Hal Thayer, assistant director of the Florida Small Business Development Center (Florida SBCD) at UCF, agrees with Hogan that experienced professionals can provide the best advice to new business owners. The Florida SBDC provides pre-venture through more established small and medium-sized businesses with professional consulting, management training and vital information they need to succeed.
“Clients come to us with specific problems and are able to build relationships with our consultants, getting advice and counsel from them,” explained Thayer. “Our programs are built to provide mentoring services at little to no cost to the client.”
With an extensive bullpen of both volunteers and paid SBDC consultants, the center is able to provide a bouncing board for clients experiencing the life of a small business owner. It is all part of the “two heads are better than one” philosophy, and it is benefiting the entire region.
“The services we offer make for a much healthier and long-lived business community,” said Thayer. “The mentoring helps mitigate small business failure rates; professional guidance helps entrepreneurs get through tough times and changes in the competitive landscape. There’s also an immense satisfaction that comes from providing assistance to others, which is why so many professionals are willing to help.”
“Mentoring is helping other people avoid hazardous situations, and this is true at all levels.” – Gordon Hogan

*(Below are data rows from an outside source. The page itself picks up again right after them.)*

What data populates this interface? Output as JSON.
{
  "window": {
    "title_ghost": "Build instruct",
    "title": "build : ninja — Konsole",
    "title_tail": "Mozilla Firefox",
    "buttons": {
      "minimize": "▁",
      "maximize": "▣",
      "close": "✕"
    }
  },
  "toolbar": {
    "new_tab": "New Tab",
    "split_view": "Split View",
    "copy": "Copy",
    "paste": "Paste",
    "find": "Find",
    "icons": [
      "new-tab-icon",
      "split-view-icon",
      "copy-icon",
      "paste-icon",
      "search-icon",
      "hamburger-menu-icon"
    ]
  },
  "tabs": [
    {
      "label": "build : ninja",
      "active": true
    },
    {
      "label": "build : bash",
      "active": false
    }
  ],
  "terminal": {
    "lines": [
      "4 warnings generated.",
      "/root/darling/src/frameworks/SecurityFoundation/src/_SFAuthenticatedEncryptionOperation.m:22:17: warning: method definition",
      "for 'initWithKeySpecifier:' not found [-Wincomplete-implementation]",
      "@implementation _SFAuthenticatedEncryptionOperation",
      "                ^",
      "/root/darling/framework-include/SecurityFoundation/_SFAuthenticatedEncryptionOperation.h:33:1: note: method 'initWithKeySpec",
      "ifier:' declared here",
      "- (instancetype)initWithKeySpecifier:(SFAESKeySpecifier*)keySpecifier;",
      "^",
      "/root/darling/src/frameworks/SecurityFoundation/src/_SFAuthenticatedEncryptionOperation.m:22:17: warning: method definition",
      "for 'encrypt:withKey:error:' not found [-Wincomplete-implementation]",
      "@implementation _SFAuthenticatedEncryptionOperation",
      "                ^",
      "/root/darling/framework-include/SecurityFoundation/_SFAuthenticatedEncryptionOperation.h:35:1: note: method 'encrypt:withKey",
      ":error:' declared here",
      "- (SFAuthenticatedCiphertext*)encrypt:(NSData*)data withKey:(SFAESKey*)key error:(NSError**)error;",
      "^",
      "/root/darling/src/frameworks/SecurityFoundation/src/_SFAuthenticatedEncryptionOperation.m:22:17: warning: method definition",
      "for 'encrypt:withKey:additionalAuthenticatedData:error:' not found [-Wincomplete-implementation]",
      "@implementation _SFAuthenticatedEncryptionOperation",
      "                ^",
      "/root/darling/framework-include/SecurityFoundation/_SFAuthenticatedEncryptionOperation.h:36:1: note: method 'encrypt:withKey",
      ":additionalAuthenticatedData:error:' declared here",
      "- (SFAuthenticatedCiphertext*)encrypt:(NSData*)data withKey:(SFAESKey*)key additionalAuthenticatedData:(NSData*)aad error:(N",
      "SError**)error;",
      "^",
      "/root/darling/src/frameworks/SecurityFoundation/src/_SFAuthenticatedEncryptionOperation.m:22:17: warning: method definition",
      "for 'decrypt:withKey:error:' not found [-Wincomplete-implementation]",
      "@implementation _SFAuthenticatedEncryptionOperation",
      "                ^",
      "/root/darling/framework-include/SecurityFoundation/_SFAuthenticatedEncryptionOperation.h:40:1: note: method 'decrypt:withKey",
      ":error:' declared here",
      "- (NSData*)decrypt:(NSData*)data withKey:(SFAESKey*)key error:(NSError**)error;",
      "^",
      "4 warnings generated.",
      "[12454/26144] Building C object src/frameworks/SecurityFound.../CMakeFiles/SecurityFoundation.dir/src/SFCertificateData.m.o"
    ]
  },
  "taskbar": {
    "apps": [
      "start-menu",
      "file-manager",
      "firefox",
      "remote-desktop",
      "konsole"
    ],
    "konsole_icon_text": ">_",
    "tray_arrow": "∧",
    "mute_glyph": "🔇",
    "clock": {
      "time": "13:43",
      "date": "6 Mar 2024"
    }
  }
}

As companies grow, new challenges arise. For second-stage growth companies, securing additional capital and staying on top of growing administrative/human resource responsibilities are critical to sustained growth and success. CEO Nexus, in conjunction with GrowFL, was created specifically to provide second-stage growth CEOs with valuable feedback from other business leaders who have experience dealing with the unique issues associated with this stage in a company’s lifecycle.
“The premise of what we do is providing vertical and horizontal mentoring through our related and reinforcing services,” said Steve Quello, president of CEO Nexus. “The goal is to create synergetic peer group composition and find good mentors who have already been through the challenges of second-stage growth.”
Mentoring is built into all the services CEO Nexus provides. CEO Roundtables consist of professionally facilitated, monthly problem-solving meetings of 10 to 15 qualified, non-competing second-stage CEOs (horizontal mentoring). CEO Forums offer second-stage CEOs access to the counsel and experience of select third- and fourth-stage CEOs (vertical mentoring). Nexus’s referral network provides CEO participants with virtual access to a broader set of their peers, mentors and subject experts as challenges arise between regularly scheduled roundtable sessions.
“Mentoring is more relevant than other kinds of learning, as recipients are more receptive because they’re getting advise from someone who has been there and done it before,” explained Quello. “Our CEOs trust other CEOs who have done it more than anyone else; a good mentor has relevant knowledge.”
The success of second-stage growth companies is a featured element of economic gardening, a concept that places extreme importance on helping local companies grow and providing them with the support and resources they need to continue to grow, prosper and ultimately benefit the economic vitality of a region. Quello sees mentoring as a natural part of the support process.
“There’s a very healthy notion of giving back, and our mentors truly feel this way,” he said. “I’ve had mentors in my life, and what I do now is an extension of the mentorship I’ve received as both an entrepreneur and second-stage business owner. We tend to pay it forward, which is the way it should be.”
The truth is, there never comes a point in life when you no longer need advice and guidance. Even established business owners need help figuring out how to best prepare for retirement and how to either sell/dissolve their companies or hand it off to their children. Life is a journey, beset with challenges and opportunities, and mentors are resources for life.
By: Jack Roth